┌─ ENTRIES SHOWN

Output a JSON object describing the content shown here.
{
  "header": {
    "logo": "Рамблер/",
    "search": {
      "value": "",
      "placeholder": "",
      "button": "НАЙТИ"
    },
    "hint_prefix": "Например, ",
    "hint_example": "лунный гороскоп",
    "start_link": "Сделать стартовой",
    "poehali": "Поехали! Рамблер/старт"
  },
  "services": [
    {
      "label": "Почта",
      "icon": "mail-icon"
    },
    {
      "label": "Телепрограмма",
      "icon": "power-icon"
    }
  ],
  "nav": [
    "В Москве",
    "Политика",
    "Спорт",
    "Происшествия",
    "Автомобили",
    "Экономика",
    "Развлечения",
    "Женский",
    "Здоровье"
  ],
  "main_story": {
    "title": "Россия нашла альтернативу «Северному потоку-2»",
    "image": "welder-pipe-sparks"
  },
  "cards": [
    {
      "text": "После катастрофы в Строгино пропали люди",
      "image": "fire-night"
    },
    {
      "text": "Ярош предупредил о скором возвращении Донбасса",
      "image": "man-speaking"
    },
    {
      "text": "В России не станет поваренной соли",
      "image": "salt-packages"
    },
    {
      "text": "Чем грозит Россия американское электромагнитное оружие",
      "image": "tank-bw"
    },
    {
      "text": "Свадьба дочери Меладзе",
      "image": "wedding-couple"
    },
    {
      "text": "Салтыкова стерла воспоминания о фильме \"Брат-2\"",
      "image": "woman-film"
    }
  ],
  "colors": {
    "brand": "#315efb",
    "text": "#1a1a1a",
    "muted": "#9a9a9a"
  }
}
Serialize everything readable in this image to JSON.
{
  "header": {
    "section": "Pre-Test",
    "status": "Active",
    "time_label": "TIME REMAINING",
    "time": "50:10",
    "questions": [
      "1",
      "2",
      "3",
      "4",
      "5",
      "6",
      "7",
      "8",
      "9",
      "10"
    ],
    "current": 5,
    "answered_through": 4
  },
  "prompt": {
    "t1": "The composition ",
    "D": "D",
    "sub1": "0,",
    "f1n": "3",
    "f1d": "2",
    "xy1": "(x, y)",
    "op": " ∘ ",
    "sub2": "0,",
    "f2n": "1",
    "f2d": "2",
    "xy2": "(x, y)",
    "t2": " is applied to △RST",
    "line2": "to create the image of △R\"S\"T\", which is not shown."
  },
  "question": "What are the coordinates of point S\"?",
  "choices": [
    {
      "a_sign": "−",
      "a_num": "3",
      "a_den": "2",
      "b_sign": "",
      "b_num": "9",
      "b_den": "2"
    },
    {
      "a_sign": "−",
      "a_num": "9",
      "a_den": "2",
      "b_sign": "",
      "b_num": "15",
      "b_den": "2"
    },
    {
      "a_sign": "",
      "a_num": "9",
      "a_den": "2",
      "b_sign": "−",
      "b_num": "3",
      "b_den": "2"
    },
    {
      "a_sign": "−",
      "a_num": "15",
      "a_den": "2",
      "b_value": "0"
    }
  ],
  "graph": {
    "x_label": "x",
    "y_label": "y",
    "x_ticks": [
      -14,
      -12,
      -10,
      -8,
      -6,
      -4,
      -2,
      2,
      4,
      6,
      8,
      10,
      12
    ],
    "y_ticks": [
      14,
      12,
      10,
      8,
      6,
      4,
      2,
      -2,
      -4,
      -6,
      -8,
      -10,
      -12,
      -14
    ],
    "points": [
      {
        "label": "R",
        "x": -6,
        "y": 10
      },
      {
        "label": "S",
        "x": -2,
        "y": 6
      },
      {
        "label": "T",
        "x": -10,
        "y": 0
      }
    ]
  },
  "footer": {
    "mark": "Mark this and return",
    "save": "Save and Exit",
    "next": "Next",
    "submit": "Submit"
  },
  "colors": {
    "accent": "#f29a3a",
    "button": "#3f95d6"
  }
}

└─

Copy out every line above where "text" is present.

=== SOLUTION ===
      "text": "После катастрофы в Строгино пропали люди",
      "text": "Ярош предупредил о скором возвращении Донбасса",
      "text": "В России не станет поваренной соли",
      "text": "Чем грозит Россия американское электромагнитное оружие",
      "text": "Свадьба дочери Меладзе",
      "text": "Салтыкова стерла воспоминания о фильме \"Брат-2\"",
    "text": "#1a1a1a",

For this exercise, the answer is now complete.